Every line of the material that mentions the word "name" should be copied out.
#### Records shown ####
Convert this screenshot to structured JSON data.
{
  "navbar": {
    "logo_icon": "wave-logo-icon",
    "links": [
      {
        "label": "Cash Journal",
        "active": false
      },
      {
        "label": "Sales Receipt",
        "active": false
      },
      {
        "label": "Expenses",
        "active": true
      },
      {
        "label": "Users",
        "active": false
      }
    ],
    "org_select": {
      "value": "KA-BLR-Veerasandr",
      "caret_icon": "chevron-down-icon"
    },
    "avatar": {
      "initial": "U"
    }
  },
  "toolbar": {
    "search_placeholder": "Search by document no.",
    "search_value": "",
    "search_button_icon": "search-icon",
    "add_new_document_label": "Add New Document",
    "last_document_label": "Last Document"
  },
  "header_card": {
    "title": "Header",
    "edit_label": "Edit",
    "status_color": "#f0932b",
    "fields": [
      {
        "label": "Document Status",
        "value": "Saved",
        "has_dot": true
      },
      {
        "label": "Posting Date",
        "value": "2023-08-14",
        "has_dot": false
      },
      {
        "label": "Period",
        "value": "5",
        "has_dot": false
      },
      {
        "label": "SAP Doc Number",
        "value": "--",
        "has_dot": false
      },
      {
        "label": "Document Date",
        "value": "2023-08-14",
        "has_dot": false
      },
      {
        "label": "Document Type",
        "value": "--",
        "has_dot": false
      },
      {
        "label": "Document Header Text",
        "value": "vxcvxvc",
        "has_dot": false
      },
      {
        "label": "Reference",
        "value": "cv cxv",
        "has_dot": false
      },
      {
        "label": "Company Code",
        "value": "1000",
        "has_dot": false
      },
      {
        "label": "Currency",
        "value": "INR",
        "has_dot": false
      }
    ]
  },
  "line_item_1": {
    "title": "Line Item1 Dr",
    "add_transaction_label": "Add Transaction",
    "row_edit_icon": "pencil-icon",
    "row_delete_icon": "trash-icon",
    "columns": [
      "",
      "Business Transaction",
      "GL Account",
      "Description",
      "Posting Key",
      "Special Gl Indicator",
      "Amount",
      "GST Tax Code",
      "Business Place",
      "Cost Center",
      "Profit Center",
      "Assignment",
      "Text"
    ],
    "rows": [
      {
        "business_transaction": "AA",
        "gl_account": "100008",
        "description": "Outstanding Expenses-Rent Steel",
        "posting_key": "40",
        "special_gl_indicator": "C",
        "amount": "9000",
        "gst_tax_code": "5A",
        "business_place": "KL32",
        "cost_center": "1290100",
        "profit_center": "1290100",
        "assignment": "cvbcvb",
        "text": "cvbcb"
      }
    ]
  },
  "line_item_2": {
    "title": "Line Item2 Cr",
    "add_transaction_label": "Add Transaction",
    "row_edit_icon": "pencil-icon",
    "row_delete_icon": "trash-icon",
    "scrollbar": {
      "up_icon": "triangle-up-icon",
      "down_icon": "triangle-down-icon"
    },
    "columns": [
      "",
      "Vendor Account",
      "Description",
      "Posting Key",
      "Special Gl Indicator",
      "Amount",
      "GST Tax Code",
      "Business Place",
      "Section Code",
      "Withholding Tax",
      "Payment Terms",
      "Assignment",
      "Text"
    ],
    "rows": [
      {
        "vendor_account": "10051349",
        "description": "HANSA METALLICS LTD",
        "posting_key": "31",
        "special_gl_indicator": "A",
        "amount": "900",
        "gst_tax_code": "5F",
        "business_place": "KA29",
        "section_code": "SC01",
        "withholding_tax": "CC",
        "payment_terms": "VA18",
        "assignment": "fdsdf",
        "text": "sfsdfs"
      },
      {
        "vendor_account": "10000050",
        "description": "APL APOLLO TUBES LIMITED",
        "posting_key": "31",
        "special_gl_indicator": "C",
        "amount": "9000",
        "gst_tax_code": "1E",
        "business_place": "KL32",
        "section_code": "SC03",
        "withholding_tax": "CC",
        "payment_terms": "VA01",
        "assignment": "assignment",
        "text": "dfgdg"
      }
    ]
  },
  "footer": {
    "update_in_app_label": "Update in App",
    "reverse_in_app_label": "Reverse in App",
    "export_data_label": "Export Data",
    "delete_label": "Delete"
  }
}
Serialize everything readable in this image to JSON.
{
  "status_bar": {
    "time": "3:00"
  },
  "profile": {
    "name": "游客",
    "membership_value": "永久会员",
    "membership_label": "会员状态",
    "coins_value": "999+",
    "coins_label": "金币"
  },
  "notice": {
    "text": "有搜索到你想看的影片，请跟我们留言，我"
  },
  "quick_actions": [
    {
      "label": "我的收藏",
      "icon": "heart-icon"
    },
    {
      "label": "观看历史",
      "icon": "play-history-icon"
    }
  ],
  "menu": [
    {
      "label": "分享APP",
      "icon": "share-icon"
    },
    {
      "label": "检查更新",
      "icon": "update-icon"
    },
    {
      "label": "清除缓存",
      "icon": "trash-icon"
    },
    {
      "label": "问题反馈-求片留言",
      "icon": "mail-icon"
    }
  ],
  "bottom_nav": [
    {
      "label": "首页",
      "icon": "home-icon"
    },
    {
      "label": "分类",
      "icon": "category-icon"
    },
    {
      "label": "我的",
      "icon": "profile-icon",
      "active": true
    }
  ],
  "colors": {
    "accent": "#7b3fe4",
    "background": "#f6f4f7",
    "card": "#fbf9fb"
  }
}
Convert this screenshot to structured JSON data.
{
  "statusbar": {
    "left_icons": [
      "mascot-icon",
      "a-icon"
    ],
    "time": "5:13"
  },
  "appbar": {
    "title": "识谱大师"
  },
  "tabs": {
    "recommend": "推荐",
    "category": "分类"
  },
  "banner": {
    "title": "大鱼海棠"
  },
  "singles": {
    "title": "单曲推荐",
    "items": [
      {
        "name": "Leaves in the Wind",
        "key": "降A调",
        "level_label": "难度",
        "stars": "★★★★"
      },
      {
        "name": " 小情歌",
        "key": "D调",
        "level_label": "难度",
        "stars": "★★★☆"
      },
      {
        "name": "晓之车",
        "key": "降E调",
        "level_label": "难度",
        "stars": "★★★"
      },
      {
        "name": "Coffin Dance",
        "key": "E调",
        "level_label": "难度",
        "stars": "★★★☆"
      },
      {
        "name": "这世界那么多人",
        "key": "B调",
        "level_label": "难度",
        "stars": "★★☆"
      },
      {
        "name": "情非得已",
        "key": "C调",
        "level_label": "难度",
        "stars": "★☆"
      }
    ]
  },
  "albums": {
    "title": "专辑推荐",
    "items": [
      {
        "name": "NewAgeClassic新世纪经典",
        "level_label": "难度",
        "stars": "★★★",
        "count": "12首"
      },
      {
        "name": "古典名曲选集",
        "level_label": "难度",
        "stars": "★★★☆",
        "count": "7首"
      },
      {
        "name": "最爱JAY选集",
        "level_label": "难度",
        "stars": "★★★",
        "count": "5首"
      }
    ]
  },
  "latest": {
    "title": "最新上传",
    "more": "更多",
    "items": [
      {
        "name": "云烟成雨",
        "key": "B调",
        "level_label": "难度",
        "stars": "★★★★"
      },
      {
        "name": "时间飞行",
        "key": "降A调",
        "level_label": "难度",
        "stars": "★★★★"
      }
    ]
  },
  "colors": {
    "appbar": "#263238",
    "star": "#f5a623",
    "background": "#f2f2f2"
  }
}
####
_Exercise output_
    "name": "游客",
        "name": "Leaves in the Wind",
        "name": " 小情歌",
        "name": "晓之车",
        "name": "Coffin Dance",
        "name": "这世界那么多人",
        "name": "情非得已",
        "name": "NewAgeClassic新世纪经典",
        "name": "古典名曲选集",
        "name": "最爱JAY选集",
        "name": "云烟成雨",
        "name": "时间飞行",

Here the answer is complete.